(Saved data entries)

----------

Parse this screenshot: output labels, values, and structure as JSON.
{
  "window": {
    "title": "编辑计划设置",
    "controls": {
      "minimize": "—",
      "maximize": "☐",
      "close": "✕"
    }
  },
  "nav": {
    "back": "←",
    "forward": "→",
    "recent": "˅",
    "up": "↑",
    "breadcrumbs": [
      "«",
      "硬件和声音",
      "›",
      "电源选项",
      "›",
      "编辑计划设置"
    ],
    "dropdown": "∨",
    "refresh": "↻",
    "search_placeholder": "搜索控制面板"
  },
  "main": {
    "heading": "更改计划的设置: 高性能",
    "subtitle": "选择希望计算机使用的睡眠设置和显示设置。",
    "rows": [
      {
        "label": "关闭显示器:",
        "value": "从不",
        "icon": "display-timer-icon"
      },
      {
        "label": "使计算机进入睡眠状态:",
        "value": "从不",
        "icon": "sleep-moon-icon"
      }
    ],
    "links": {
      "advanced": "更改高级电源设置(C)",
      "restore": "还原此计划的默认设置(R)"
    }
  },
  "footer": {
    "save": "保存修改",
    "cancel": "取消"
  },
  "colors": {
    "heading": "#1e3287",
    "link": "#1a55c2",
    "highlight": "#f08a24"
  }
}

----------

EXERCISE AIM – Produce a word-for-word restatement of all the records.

WORKED SOLUTION –
Parse this screenshot: output labels, values, and structure as JSON.
{
  "window": {
    "title": "编辑计划设置",
    "controls": {
      "minimize": "—",
      "maximize": "☐",
      "close": "✕"
    }
  },
  "nav": {
    "back": "←",
    "forward": "→",
    "recent": "˅",
    "up": "↑",
    "breadcrumbs": [
      "«",
      "硬件和声音",
      "›",
      "电源选项",
      "›",
      "编辑计划设置"
    ],
    "dropdown": "∨",
    "refresh": "↻",
    "search_placeholder": "搜索控制面板"
  },
  "main": {
    "heading": "更改计划的设置: 高性能",
    "subtitle": "选择希望计算机使用的睡眠设置和显示设置。",
    "rows": [
      {
        "label": "关闭显示器:",
        "value": "从不",
        "icon": "display-timer-icon"
      },
      {
        "label": "使计算机进入睡眠状态:",
        "value": "从不",
        "icon": "sleep-moon-icon"
      }
    ],
    "links": {
      "advanced": "更改高级电源设置(C)",
      "restore": "还原此计划的默认设置(R)"
    }
  },
  "footer": {
    "save": "保存修改",
    "cancel": "取消"
  },
  "colors": {
    "heading": "#1e3287",
    "link": "#1a55c2",
    "highlight": "#f08a24"
  }
}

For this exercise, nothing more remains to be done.